Both Adventures of Huckleberry Finn and The Passing of Grandison with an ironic twist to things. At the end of Adventures of Huckleberry Finn Huck is at a plantation trying to help Jim escape from being a slave there. Tom Sawyer and Huck devise this master plan to rescue him. Most of the plan if not all of it is made by Tom which means that things are going to be far more difficult then what they should actually be. They end up rescuing Jim, but during the rescue Tom gets shot in the leg.
By the end of the book, I think that Huck has changed a lot. He has learned things that the widow or his dad or even Tom Sawyer couldn’t teach him. Huck has also become a much nicer and more independent person. A big part about Huck that changed is that he realizes that African Americans and slaves are not at all different from anyone else. Huck even makes good friends with Jim which would have been completely unheard of back in his home town.

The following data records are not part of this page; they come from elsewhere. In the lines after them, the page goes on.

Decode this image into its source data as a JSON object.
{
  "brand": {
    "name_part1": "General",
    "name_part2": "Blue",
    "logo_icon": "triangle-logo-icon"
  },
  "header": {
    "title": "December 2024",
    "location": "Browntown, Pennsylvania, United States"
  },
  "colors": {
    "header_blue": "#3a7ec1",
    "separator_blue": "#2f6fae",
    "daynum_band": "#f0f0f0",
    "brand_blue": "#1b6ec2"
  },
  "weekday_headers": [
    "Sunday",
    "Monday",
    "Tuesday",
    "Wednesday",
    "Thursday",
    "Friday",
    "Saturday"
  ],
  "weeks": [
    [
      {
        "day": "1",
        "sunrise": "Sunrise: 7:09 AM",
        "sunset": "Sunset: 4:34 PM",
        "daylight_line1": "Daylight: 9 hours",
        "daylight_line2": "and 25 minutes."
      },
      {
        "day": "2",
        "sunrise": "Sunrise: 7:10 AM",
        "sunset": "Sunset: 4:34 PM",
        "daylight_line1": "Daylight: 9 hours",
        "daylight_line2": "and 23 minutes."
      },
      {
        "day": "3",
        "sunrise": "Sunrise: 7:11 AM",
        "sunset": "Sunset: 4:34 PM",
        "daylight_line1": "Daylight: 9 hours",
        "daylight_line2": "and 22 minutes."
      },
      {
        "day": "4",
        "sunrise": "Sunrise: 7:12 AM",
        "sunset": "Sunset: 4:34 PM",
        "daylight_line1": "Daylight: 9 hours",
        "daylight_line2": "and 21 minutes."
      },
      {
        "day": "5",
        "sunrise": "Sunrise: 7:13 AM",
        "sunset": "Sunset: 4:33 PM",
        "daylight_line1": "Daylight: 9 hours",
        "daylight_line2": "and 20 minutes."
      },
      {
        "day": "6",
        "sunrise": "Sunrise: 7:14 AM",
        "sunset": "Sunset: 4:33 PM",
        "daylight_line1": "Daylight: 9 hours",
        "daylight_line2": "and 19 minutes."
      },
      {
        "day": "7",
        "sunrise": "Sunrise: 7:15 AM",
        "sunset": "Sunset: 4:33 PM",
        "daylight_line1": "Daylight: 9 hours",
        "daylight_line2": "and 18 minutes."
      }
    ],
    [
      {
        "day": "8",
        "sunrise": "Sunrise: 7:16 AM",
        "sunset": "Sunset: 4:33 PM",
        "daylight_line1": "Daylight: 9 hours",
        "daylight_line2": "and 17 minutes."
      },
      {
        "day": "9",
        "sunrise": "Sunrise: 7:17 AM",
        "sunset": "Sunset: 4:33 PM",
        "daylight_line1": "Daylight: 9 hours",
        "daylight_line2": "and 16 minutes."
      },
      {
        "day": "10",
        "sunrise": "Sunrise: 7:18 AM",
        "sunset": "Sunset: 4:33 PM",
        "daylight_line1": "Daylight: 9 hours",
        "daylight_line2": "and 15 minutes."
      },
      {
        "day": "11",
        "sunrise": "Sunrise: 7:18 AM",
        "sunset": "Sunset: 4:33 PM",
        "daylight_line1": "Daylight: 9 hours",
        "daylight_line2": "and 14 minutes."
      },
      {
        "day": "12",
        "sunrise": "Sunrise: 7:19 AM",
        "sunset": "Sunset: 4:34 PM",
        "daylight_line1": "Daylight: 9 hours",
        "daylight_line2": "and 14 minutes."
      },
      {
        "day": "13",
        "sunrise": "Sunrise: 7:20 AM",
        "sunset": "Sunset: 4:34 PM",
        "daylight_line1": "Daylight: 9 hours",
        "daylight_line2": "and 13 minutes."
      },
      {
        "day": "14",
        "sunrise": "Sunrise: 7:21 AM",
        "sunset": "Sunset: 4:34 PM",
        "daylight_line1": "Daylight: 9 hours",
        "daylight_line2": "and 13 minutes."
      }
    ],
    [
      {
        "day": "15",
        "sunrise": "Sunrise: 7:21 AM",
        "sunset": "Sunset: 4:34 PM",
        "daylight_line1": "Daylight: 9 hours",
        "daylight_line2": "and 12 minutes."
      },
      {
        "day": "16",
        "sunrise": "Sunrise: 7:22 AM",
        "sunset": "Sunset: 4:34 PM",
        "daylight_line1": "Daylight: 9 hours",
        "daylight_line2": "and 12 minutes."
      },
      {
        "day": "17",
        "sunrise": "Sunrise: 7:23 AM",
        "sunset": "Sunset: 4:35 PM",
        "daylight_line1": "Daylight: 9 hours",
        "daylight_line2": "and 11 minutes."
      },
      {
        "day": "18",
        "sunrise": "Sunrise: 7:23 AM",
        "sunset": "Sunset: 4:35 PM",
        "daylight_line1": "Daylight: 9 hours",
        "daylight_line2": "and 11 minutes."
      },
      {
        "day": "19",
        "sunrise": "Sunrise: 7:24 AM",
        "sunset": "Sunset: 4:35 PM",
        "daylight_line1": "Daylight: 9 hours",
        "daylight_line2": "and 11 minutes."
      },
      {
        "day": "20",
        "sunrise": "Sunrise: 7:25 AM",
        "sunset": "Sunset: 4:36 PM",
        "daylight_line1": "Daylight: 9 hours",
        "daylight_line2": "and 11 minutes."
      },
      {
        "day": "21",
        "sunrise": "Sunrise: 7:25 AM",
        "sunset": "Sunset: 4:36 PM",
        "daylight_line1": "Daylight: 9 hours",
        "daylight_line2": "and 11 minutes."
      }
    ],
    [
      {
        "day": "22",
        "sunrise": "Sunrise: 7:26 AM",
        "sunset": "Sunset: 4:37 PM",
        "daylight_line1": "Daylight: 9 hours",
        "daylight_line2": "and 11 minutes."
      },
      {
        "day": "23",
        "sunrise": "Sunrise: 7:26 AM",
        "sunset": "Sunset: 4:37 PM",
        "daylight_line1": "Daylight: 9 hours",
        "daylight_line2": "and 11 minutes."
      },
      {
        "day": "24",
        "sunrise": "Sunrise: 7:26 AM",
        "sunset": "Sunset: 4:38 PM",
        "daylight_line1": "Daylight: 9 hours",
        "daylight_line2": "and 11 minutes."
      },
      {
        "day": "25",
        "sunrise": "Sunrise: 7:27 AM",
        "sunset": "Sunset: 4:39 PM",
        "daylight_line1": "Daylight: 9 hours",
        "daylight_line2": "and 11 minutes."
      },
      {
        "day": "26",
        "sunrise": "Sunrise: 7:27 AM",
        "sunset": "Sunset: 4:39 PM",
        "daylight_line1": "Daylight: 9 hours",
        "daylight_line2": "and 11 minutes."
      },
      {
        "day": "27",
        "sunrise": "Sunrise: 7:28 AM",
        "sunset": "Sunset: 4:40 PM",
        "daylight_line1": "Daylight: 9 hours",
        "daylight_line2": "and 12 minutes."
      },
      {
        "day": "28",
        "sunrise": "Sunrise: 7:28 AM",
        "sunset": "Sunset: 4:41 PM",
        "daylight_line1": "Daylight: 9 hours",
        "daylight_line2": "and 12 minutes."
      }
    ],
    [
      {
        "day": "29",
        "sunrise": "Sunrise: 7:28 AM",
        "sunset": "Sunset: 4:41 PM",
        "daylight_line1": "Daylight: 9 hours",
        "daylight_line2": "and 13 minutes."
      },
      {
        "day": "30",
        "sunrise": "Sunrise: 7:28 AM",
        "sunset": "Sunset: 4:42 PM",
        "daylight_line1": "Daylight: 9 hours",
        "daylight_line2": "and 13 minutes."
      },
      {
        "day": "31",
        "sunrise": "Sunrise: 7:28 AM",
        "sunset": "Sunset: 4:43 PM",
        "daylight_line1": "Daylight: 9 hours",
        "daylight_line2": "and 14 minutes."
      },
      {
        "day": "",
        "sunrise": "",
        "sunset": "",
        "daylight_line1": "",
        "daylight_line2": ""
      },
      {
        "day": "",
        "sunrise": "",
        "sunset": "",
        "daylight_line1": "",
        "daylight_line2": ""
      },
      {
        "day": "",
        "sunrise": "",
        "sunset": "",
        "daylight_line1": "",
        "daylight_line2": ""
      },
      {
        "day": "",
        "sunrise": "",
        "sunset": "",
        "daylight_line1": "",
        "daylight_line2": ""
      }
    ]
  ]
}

“There is evidence of disorder and threats of disorder which can lead to injury and the doing harm to persons and property” (Lanier 65). It shows how Faubus thought that the segregationist beliefs of segregation were wrong and were racist beliefs. The media illuminated how the segregationist were making the problem of integration worse even though it showed people in the North how African Americans were treated in the